Be active, get involved: stay healthy – join an older adults centre in your area.
Research shows that social activity can make a big difference in your life
Being active and staying involved keeps us healthy longer. The Centre on Aging at the University of Manitoba reviewed existing research in 2013 and found that for every seven older adults who increase their social activity, one person would remain disability-free over a five-year time frame. The proportion of older adults who develop a disability associated with mobility would decline from62 per cent. Research has also shown that for participants who increased their daily social activity, the risk of developing a disability from an activity associated with daily living decreased by 43per cent and the risk of developing a mobility disability decreased by 31 percent. As we age we must stay active.
Did you realize … social participation, meeting others for lunch, playing cards, are all great for your health?
Why we should be concerned?
- 60 per cent of older adults are inactive.
- Sitting or lying for long periods is a serious health risk, as the World Health
- Inactivity leads to declines in bone strength, muscle strength, heart and lung fitness and flexibility.

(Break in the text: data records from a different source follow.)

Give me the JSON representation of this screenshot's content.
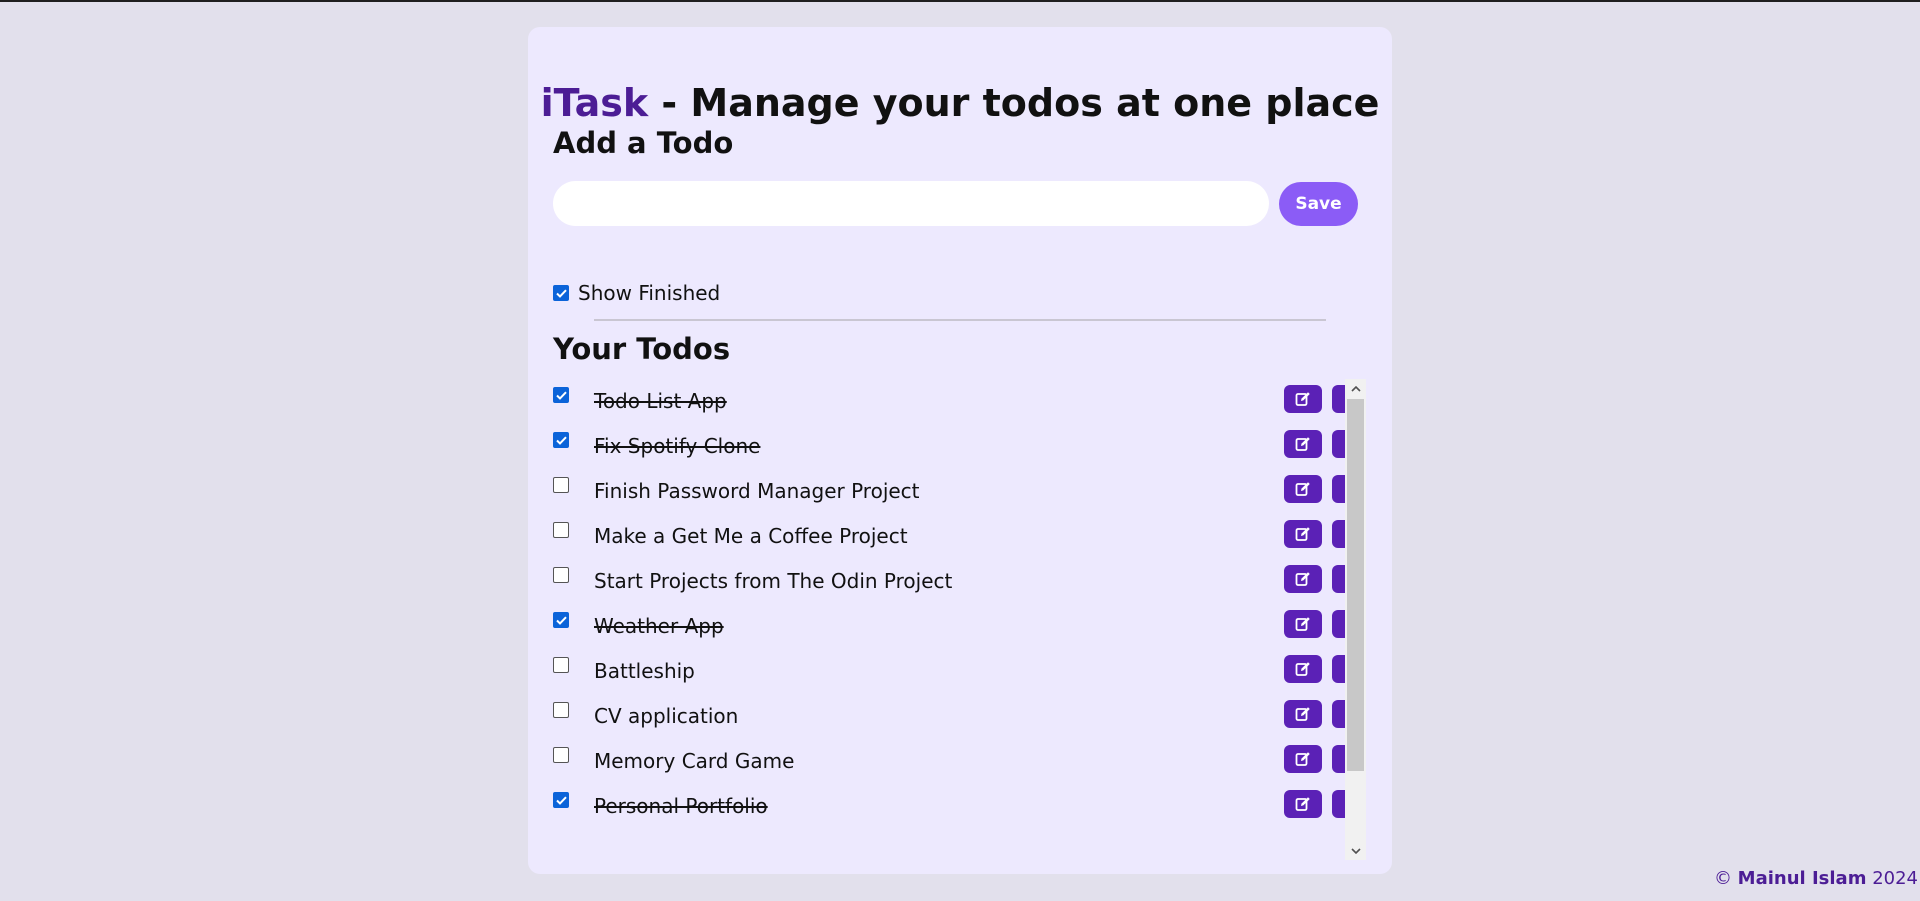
{
  "header": {
    "brand": "iTask",
    "title_rest": " - Manage your todos at one place"
  },
  "add_section": {
    "heading": "Add a Todo",
    "input_value": "",
    "input_placeholder": "",
    "save_label": "Save"
  },
  "show_finished": {
    "label": "Show Finished",
    "checked": true
  },
  "todos_section": {
    "heading": "Your Todos",
    "items": [
      {
        "text": "Todo List App",
        "done": true
      },
      {
        "text": "Fix Spotify Clone",
        "done": true
      },
      {
        "text": "Finish Password Manager Project",
        "done": false
      },
      {
        "text": "Make a Get Me a Coffee Project",
        "done": false
      },
      {
        "text": "Start Projects from The Odin Project",
        "done": false
      },
      {
        "text": "Weather App",
        "done": true
      },
      {
        "text": "Battleship",
        "done": false
      },
      {
        "text": "CV application",
        "done": false
      },
      {
        "text": "Memory Card Game",
        "done": false
      },
      {
        "text": "Personal Portfolio",
        "done": true
      }
    ],
    "edit_icon": "edit-icon",
    "delete_icon": "trash-icon"
  },
  "footer": {
    "copyright": "©",
    "author": "Mainul Islam",
    "year": "2024"
  },
  "colors": {
    "page_bg": "#e2e0ec",
    "card_bg": "#ede9fe",
    "brand": "#4c1d95",
    "save_button": "#8b5cf6",
    "action_button": "#5b21b6",
    "checkbox": "#0b63d9"
  }
}
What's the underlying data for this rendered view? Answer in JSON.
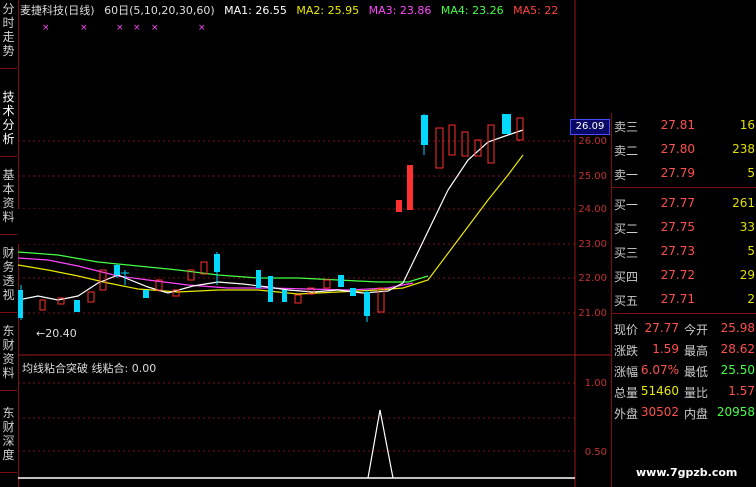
{
  "tabs": [
    {
      "label": "分时走势",
      "active": false
    },
    {
      "label": "技术分析",
      "active": true
    },
    {
      "label": "基本资料",
      "active": false
    },
    {
      "label": "财务透视",
      "active": false
    },
    {
      "label": "东财资料",
      "active": false
    },
    {
      "label": "东财深度",
      "active": false
    }
  ],
  "header": {
    "stock": "麦捷科技(日线)",
    "period": "60日(5,10,20,30,60)",
    "ma1": {
      "label": "MA1:",
      "value": "26.55",
      "color": "#ffffff"
    },
    "ma2": {
      "label": "MA2:",
      "value": "25.95",
      "color": "#e8e800"
    },
    "ma3": {
      "label": "MA3:",
      "value": "23.86",
      "color": "#ff44ff"
    },
    "ma4": {
      "label": "MA4:",
      "value": "23.26",
      "color": "#44ff44"
    },
    "ma5": {
      "label": "MA5:",
      "value": "22",
      "color": "#ff4444"
    }
  },
  "price_axis": [
    "26.00",
    "25.00",
    "24.00",
    "23.00",
    "22.00",
    "21.00"
  ],
  "current_price_tag": "26.09",
  "min_marker": "←20.40",
  "indicator": {
    "label": "均线粘合突破 线粘合: 0.00",
    "axis": [
      "1.00",
      "0.50"
    ]
  },
  "quote": {
    "asks": [
      {
        "label": "卖三",
        "price": "27.81",
        "vol": "16"
      },
      {
        "label": "卖二",
        "price": "27.80",
        "vol": "238"
      },
      {
        "label": "卖一",
        "price": "27.79",
        "vol": "5"
      }
    ],
    "bids": [
      {
        "label": "买一",
        "price": "27.77",
        "vol": "261"
      },
      {
        "label": "买二",
        "price": "27.75",
        "vol": "33"
      },
      {
        "label": "买三",
        "price": "27.73",
        "vol": "5"
      },
      {
        "label": "买四",
        "price": "27.72",
        "vol": "29"
      },
      {
        "label": "买五",
        "price": "27.71",
        "vol": "2"
      }
    ],
    "stats": [
      {
        "k1": "现价",
        "v1": "27.77",
        "k2": "今开",
        "v2": "25.98",
        "c2": "#ff5050"
      },
      {
        "k1": "涨跌",
        "v1": "1.59",
        "k2": "最高",
        "v2": "28.62",
        "c2": "#ff5050"
      },
      {
        "k1": "涨幅",
        "v1": "6.07%",
        "k2": "最低",
        "v2": "25.50",
        "c2": "#44ff44"
      },
      {
        "k1": "总量",
        "v1": "51460",
        "k2": "量比",
        "v2": "1.57",
        "c2": "#ff5050"
      },
      {
        "k1": "外盘",
        "v1": "30502",
        "k2": "内盘",
        "v2": "20958",
        "c2": "#44ff44"
      }
    ]
  },
  "watermark": "www.7gpzb.com"
}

- Inactivity is as harmful to your health as smoking.
Our population of older adults is growing and we need to find solutions now to ensure that seniors are healthy, active and able to fully participate and contribute to their communities.
Get involved: join a centre near you. Opportunities abound for older adults throughout Manitoba. Centres exist in many forms; they may be senior centres, active living centres, creative living centres, 55+ centres or community centres. Centres may be very close to home, in your own neighbourhood. Learn what the nearest centre has to offer you and while you are checking this out, let them know about any skills, experiences and talents you could share with others.
Centres are community focal points. Older adults come together there for services and programs that maintain and improve health and quality of life, support independence and encourage involvement in community life. Centres offer a variety of accessible and affordable programs and services. They are usually governed by an elected, community-based board of directors. They respond to the diverse needs of older persons, provide education, develop innovative programs, and may hire staff.
Centres also serve as an information resource for the entire community with respect to aging and support for family caregivers, to training professionals, peer leaders and students, and for the development of innovative approaches to addressing aging issues.
The Manitoba Association of Senior Centres is a provincial focal point for facilitating communication, networking and planning among senior centres and for raising their profiles. The association also assists in the development of senior centres and collaborates with other seniors- serving organizations.
The Active Living Coalition of Older Adults – Manitoba is a partnership of 40 partner organizations and 13 supporting partners that are committed to encouraging and promoting active aging in Manitoba.
For information on these centres contact: